Task details
Every record here must be copied exactly, except for the images it holds.

Extracted information
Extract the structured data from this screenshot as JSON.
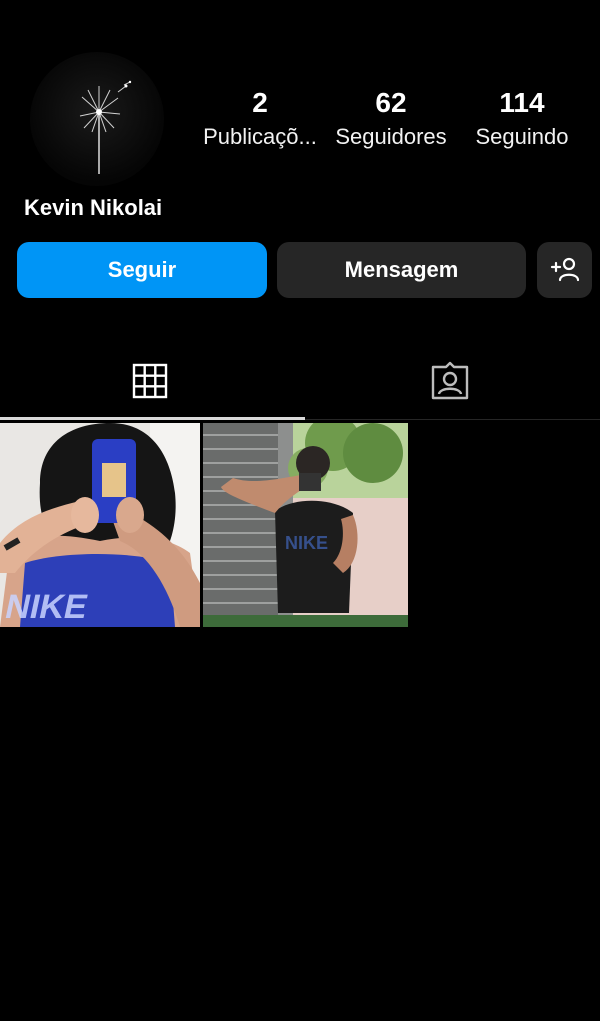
{
  "profile": {
    "username": "Kevin Nikolai",
    "stats": [
      {
        "count": "2",
        "label": "Publicaçõ..."
      },
      {
        "count": "62",
        "label": "Seguidores"
      },
      {
        "count": "114",
        "label": "Seguindo"
      }
    ]
  },
  "actions": {
    "follow_label": "Seguir",
    "message_label": "Mensagem",
    "add_icon": "person-add-icon"
  },
  "tabs": [
    {
      "icon": "grid-icon",
      "selected": true
    },
    {
      "icon": "tagged-icon",
      "selected": false
    }
  ],
  "posts": [
    {
      "type": "mirror-selfie-photo"
    },
    {
      "type": "mirror-selfie-photo"
    }
  ],
  "colors": {
    "background": "#000000",
    "primary_button": "#0095f6",
    "secondary_button": "#262626",
    "text": "#ffffff"
  }
}
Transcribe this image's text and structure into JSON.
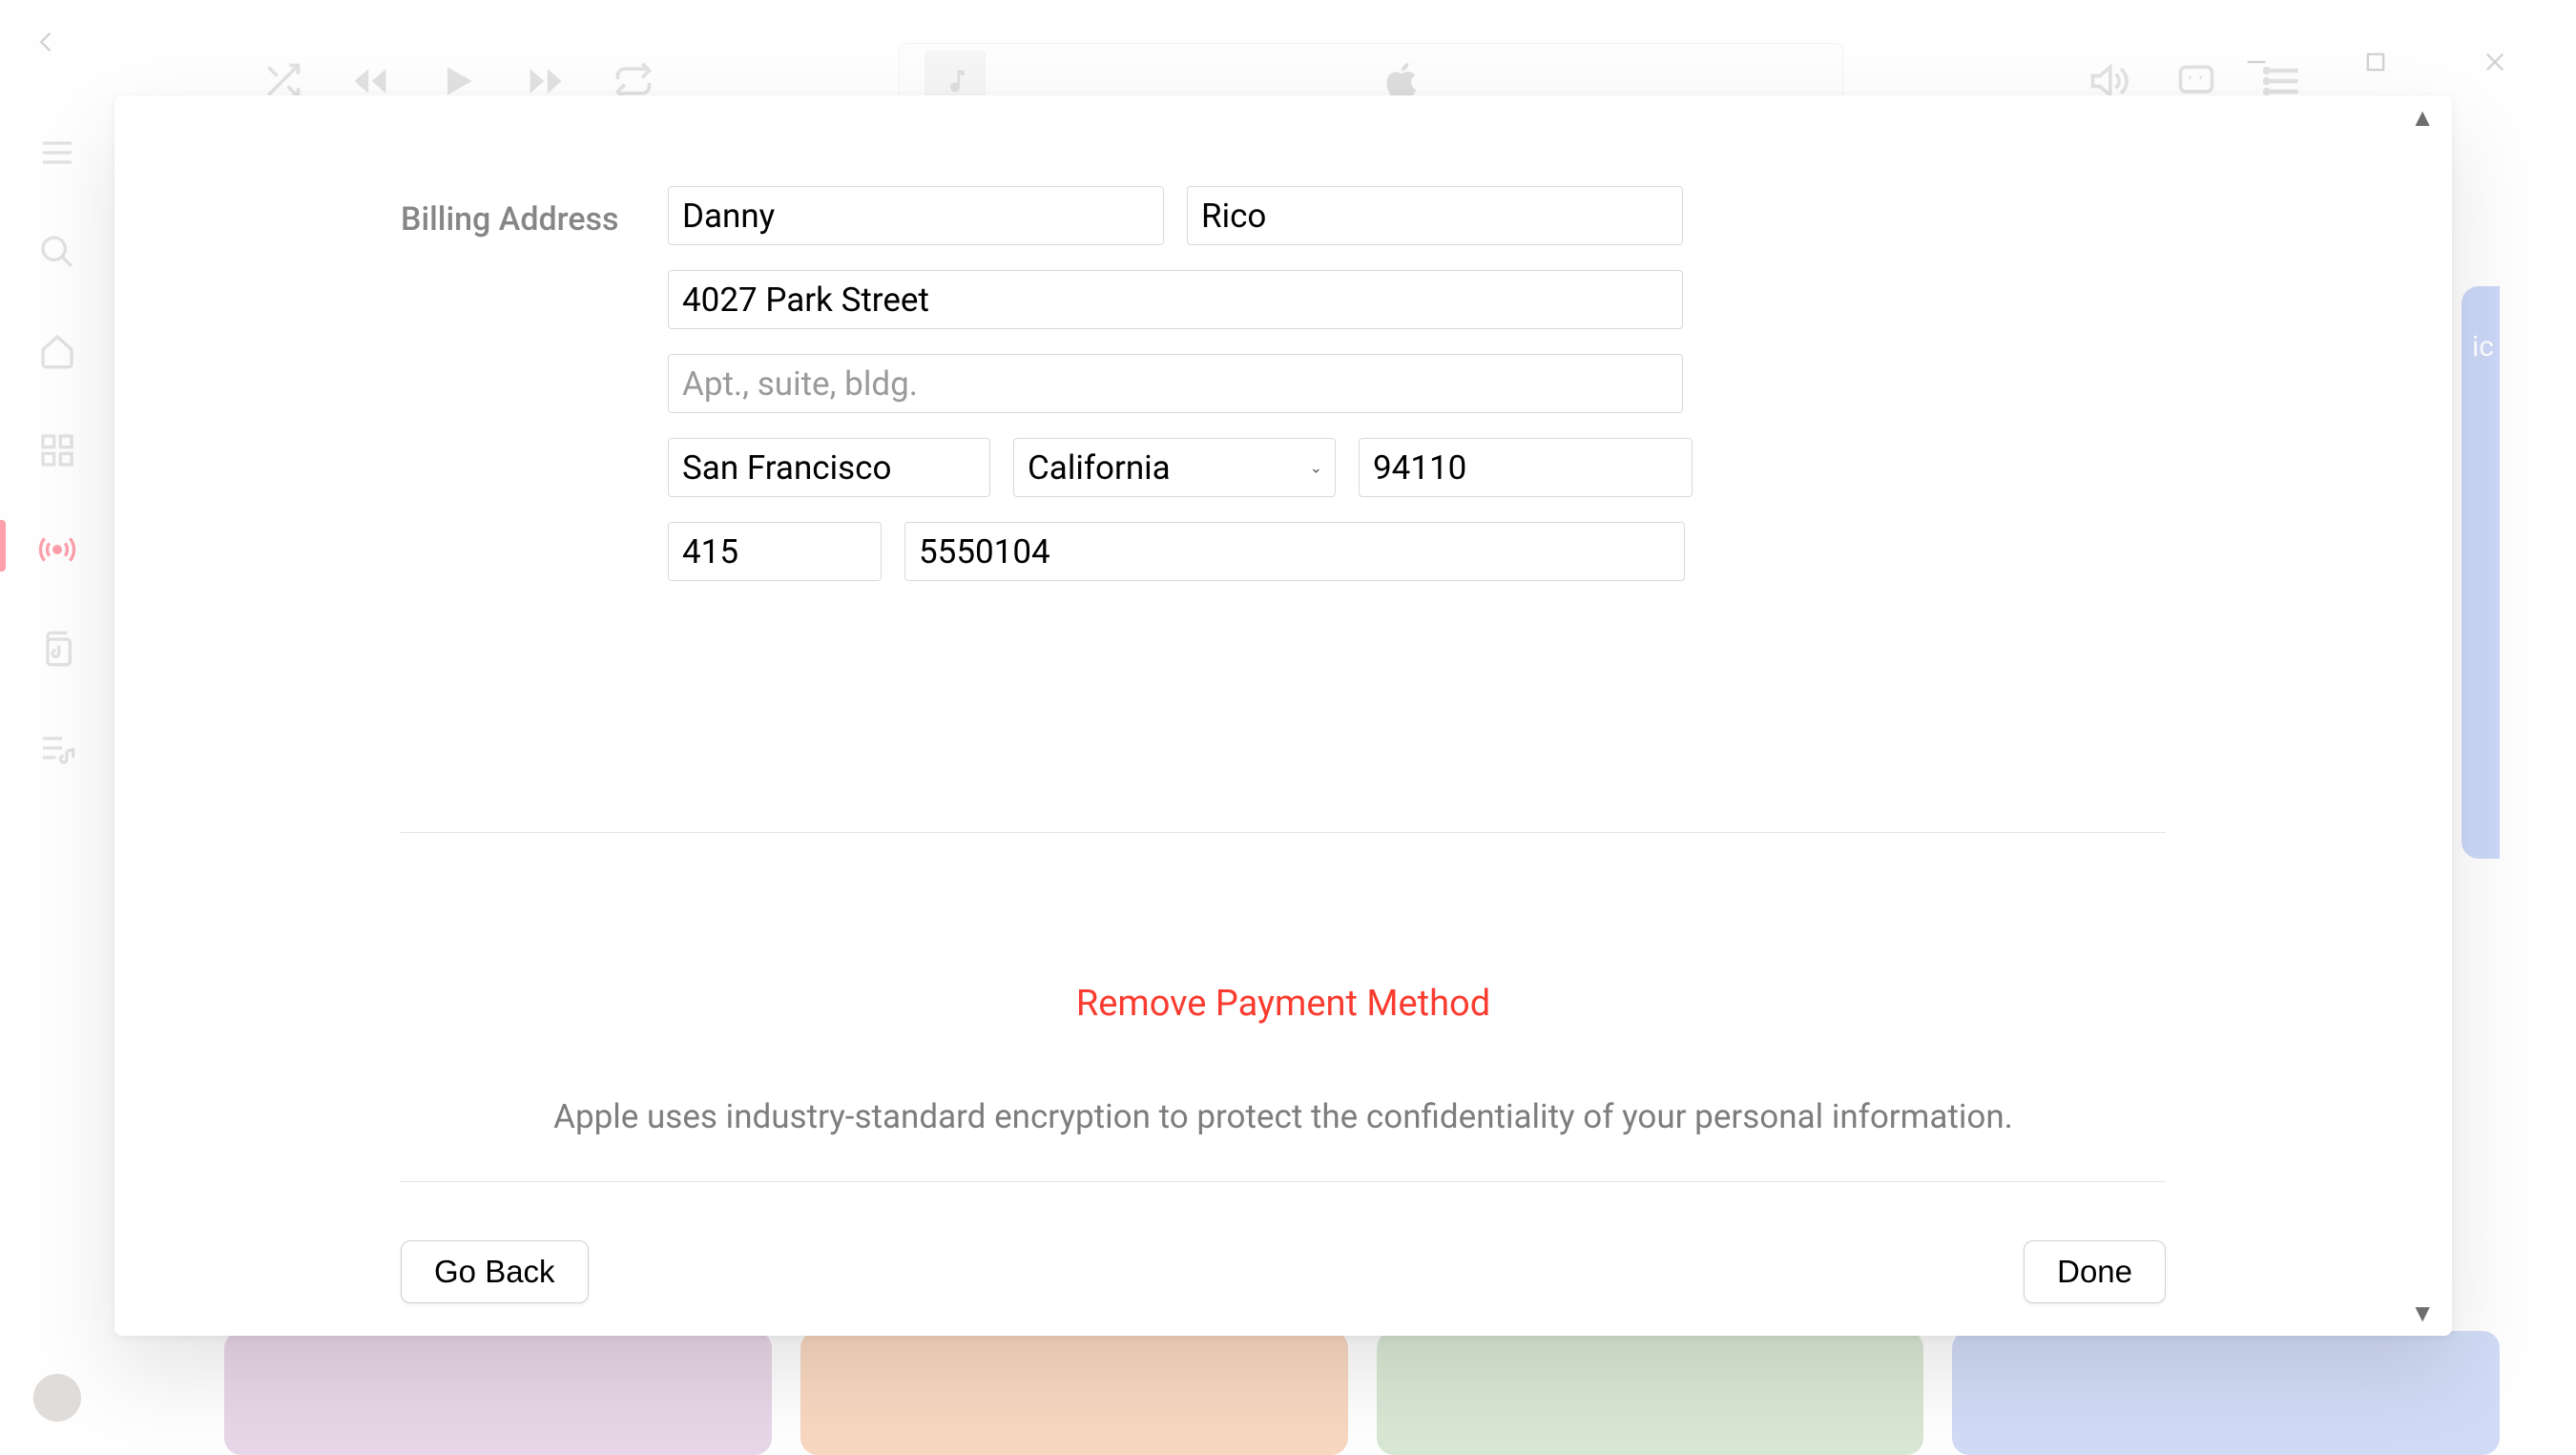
{
  "form": {
    "section_label": "Billing Address",
    "first_name": "Danny",
    "last_name": "Rico",
    "street": "4027 Park Street",
    "apt_placeholder": "Apt., suite, bldg.",
    "apt": "",
    "city": "San Francisco",
    "state": "California",
    "zip": "94110",
    "phone_area": "415",
    "phone_number": "5550104"
  },
  "actions": {
    "remove_label": "Remove Payment Method",
    "info_text": "Apple uses industry-standard encryption to protect the confidentiality of your personal information.",
    "go_back": "Go Back",
    "done": "Done"
  },
  "bg": {
    "card_text": "ic"
  }
}
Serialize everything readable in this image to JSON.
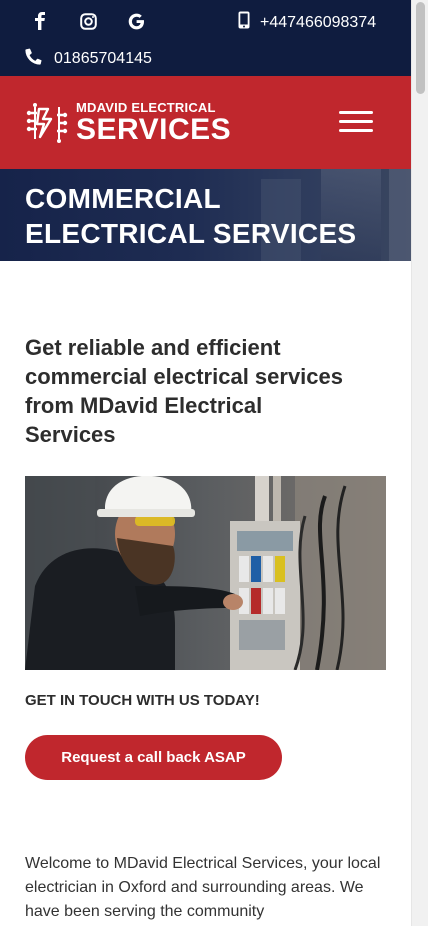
{
  "topbar": {
    "social": [
      {
        "name": "facebook-icon",
        "glyph": "f"
      },
      {
        "name": "instagram-icon",
        "glyph": "instagram"
      },
      {
        "name": "google-icon",
        "glyph": "G"
      }
    ],
    "mobile_phone": "+447466098374",
    "landline_phone": "01865704145"
  },
  "header": {
    "logo_small": "MDAVID ELECTRICAL",
    "logo_big": "SERVICES"
  },
  "hero": {
    "title_line1": "COMMERCIAL",
    "title_line2": "ELECTRICAL SERVICES"
  },
  "main": {
    "lead": "Get reliable and efficient commercial electrical services from MDavid Electrical Services",
    "cta_label": "GET IN TOUCH WITH US TODAY!",
    "cta_button": "Request a call back ASAP",
    "intro": "Welcome to MDavid Electrical Services, your local electrician in Oxford and surrounding areas. We have been serving the community"
  },
  "colors": {
    "topbar": "#0f1c3f",
    "brand_red": "#c0272d",
    "hero": "#1e2c52",
    "text": "#2d2d2d"
  }
}
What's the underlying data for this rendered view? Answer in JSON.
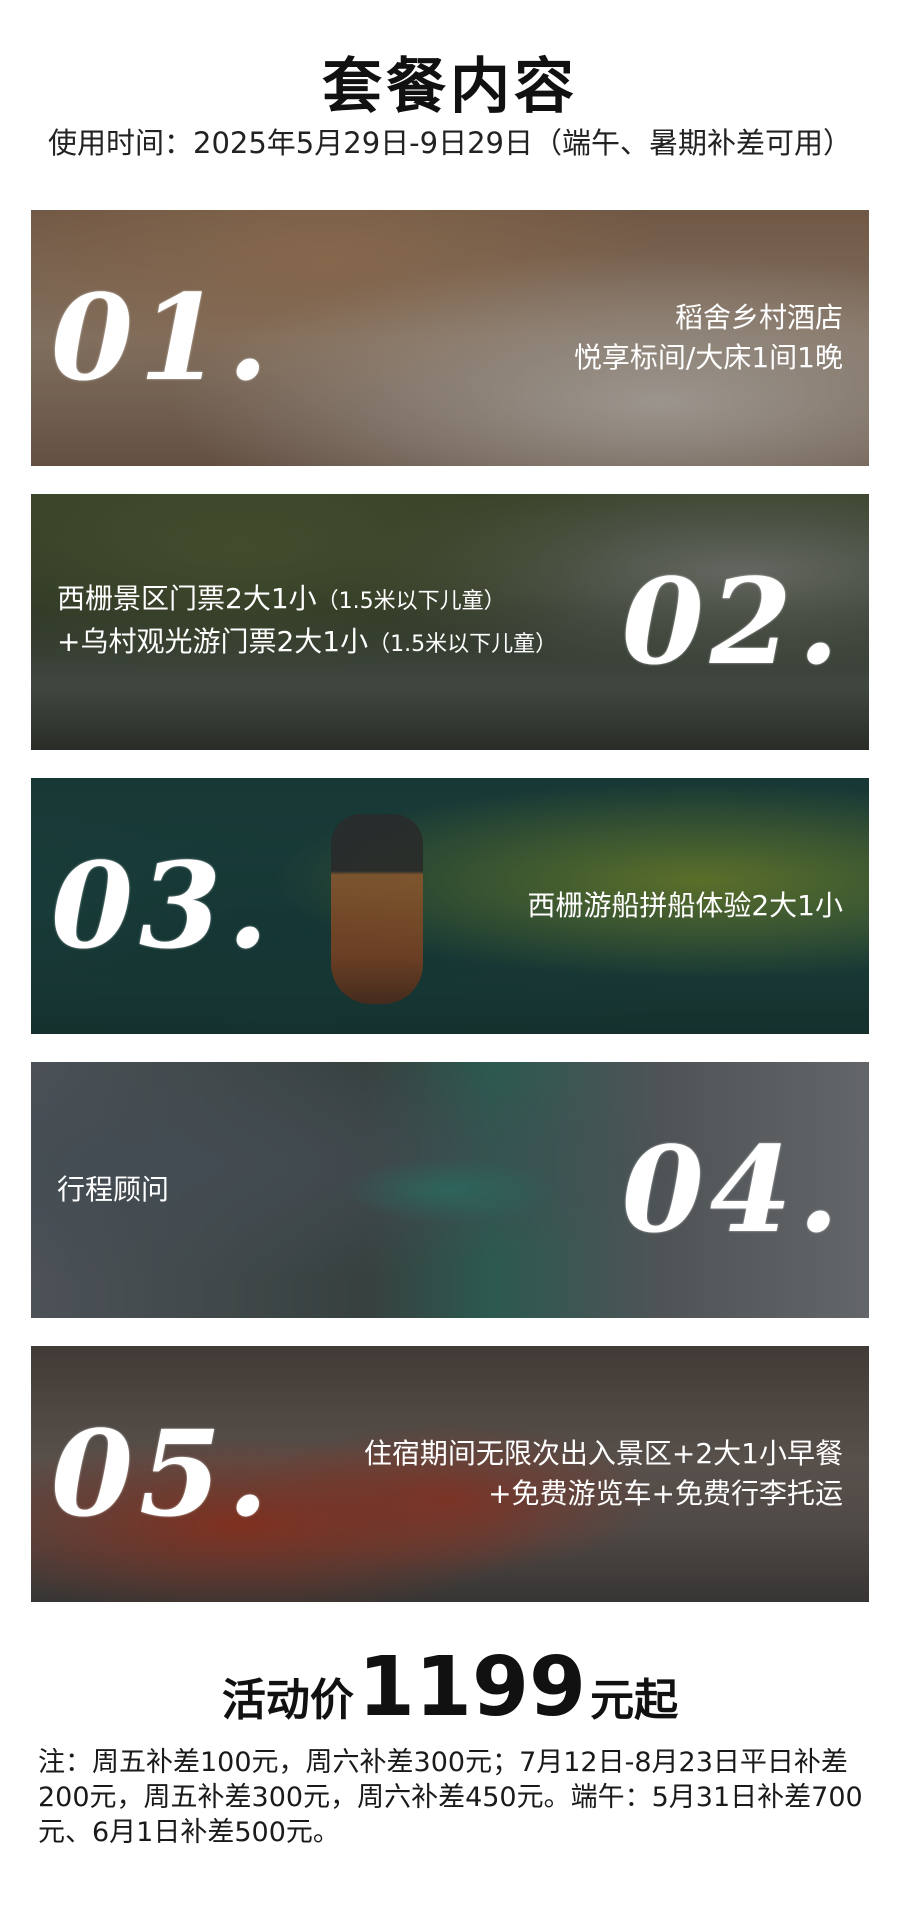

Result
Extract the structured data from this screenshot as JSON.
{
  "profile": {
    "username": "Kevin Nikolai",
    "stats": [
      {
        "count": "2",
        "label": "Publicaçõ..."
      },
      {
        "count": "62",
        "label": "Seguidores"
      },
      {
        "count": "114",
        "label": "Seguindo"
      }
    ]
  },
  "actions": {
    "follow_label": "Seguir",
    "message_label": "Mensagem",
    "add_icon": "person-add-icon"
  },
  "tabs": [
    {
      "icon": "grid-icon",
      "selected": true
    },
    {
      "icon": "tagged-icon",
      "selected": false
    }
  ],
  "posts": [
    {
      "type": "mirror-selfie-photo"
    },
    {
      "type": "mirror-selfie-photo"
    }
  ],
  "colors": {
    "background": "#000000",
    "primary_button": "#0095f6",
    "secondary_button": "#262626",
    "text": "#ffffff"
  }
}
Transcribe this image's text and structure into JSON.
{
  "form": {
    "section_label": "Billing Address",
    "first_name": "Danny",
    "last_name": "Rico",
    "street": "4027 Park Street",
    "apt_placeholder": "Apt., suite, bldg.",
    "apt": "",
    "city": "San Francisco",
    "state": "California",
    "zip": "94110",
    "phone_area": "415",
    "phone_number": "5550104"
  },
  "actions": {
    "remove_label": "Remove Payment Method",
    "info_text": "Apple uses industry-standard encryption to protect the confidentiality of your personal information.",
    "go_back": "Go Back",
    "done": "Done"
  },
  "bg": {
    "card_text": "ic"
  }
}
Serialize everything readable in this image to JSON.
{
  "topbar": {
    "social": [
      {
        "name": "facebook-icon",
        "glyph": "f"
      },
      {
        "name": "instagram-icon",
        "glyph": "instagram"
      },
      {
        "name": "google-icon",
        "glyph": "G"
      }
    ],
    "mobile_phone": "+447466098374",
    "landline_phone": "01865704145"
  },
  "header": {
    "logo_small": "MDAVID ELECTRICAL",
    "logo_big": "SERVICES"
  },
  "hero": {
    "title_line1": "COMMERCIAL",
    "title_line2": "ELECTRICAL SERVICES"
  },
  "main": {
    "lead": "Get reliable and efficient commercial electrical services from MDavid Electrical Services",
    "cta_label": "GET IN TOUCH WITH US TODAY!",
    "cta_button": "Request a call back ASAP",
    "intro": "Welcome to MDavid Electrical Services, your local electrician in Oxford and surrounding areas. We have been serving the community"
  },
  "colors": {
    "topbar": "#0f1c3f",
    "brand_red": "#c0272d",
    "hero": "#1e2c52",
    "text": "#2d2d2d"
  }
}
What's the underlying data for this rendered view? Answer in JSON.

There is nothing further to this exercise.